In recent years, a paradigm shift has occurred in the healthcare landscape, driven by the rise of empowered patients who actively seek information and take charge of their health. This transformation has rendered traditional pharma television advertisements increasingly ineffective. This blog post explores the reasons behind this shift and how the empowered patient has changed the dynamics of pharma marketing.

The internet has become an indispensable resource for learning about health and wellness. However, with the vast amount of online information, it’s crucial to exercise caution and discernment. The dangers of false health information on the internet can have severe consequences for individuals and communities. Can the FDA do anything about it? Maybe, but it’s going to require a lot of help.
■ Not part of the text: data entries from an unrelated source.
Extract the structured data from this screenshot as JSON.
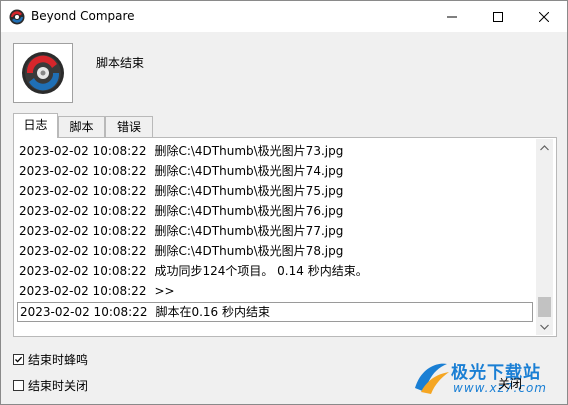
{
  "window": {
    "title": "Beyond Compare"
  },
  "header": {
    "heading": "脚本结束"
  },
  "tabs": [
    {
      "label": "日志"
    },
    {
      "label": "脚本"
    },
    {
      "label": "错误"
    }
  ],
  "log": {
    "rows": [
      {
        "time": "2023-02-02 10:08:22",
        "message": "删除C:\\4DThumb\\极光图片73.jpg"
      },
      {
        "time": "2023-02-02 10:08:22",
        "message": "删除C:\\4DThumb\\极光图片74.jpg"
      },
      {
        "time": "2023-02-02 10:08:22",
        "message": "删除C:\\4DThumb\\极光图片75.jpg"
      },
      {
        "time": "2023-02-02 10:08:22",
        "message": "删除C:\\4DThumb\\极光图片76.jpg"
      },
      {
        "time": "2023-02-02 10:08:22",
        "message": "删除C:\\4DThumb\\极光图片77.jpg"
      },
      {
        "time": "2023-02-02 10:08:22",
        "message": "删除C:\\4DThumb\\极光图片78.jpg"
      },
      {
        "time": "2023-02-02 10:08:22",
        "message": "成功同步124个项目。  0.14 秒内结束。"
      },
      {
        "time": "2023-02-02 10:08:22",
        "message": ">>"
      },
      {
        "time": "2023-02-02 10:08:22",
        "message": "脚本在0.16 秒内结束"
      }
    ]
  },
  "options": {
    "beep_label": "结束时蜂鸣",
    "beep_checked": true,
    "close_label": "结束时关闭",
    "close_checked": false
  },
  "buttons": {
    "close_label": "关闭"
  },
  "watermark": {
    "text": "极光下载站",
    "url": "www.xz7.com"
  },
  "colors": {
    "accent": "#1a7fd4",
    "logo_red": "#d6252b",
    "logo_blue": "#1f6fb5"
  }
}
Millions worldwide turn to diet drugs as a purported miracle solution in the relentless pursuit of weight loss and fitness goals. These drugs, promising rapid weight reduction with minimal effort, have seen a surge in usage over the past few decades. However, a critical question lingers: Does the long-term use of these diet medications genuinely benefit the patient’s health and well-being? After scrutinizing available research and user testimonials, an unsettling narrative unfolds, suggesting that these ‘wonder’ drugs may offer less than they promise and could be detrimental in the long run.

In the vast, complex healthcare universe, pharma companies have remarkable power and responsibility. They spearhead innovations in medicine, investing in the research and development that drives forward our fight against illness and disease. Yet, a controversial aspect of the industry’s modus operandi is drawing increasingly critical scrutiny: Direct-to-Consumer (DTC) advertising. This model, predominantly practiced in the United States and New Zealand, is proving ineffectual in many ways and a staggering waste of resources. Here’s why.

The healthcare industry is undoubtedly one of the most critical sectors of any economy. It plays a vital role in ensuring the well-being of a nation’s citizens, and the quality and accessibility of healthcare services can be a matter of life and death. In recent years, private equity firms have increasingly sought to invest in healthcare. Still, their presence in this industry has raised concerns about its potential dangers to patients and the healthcare system.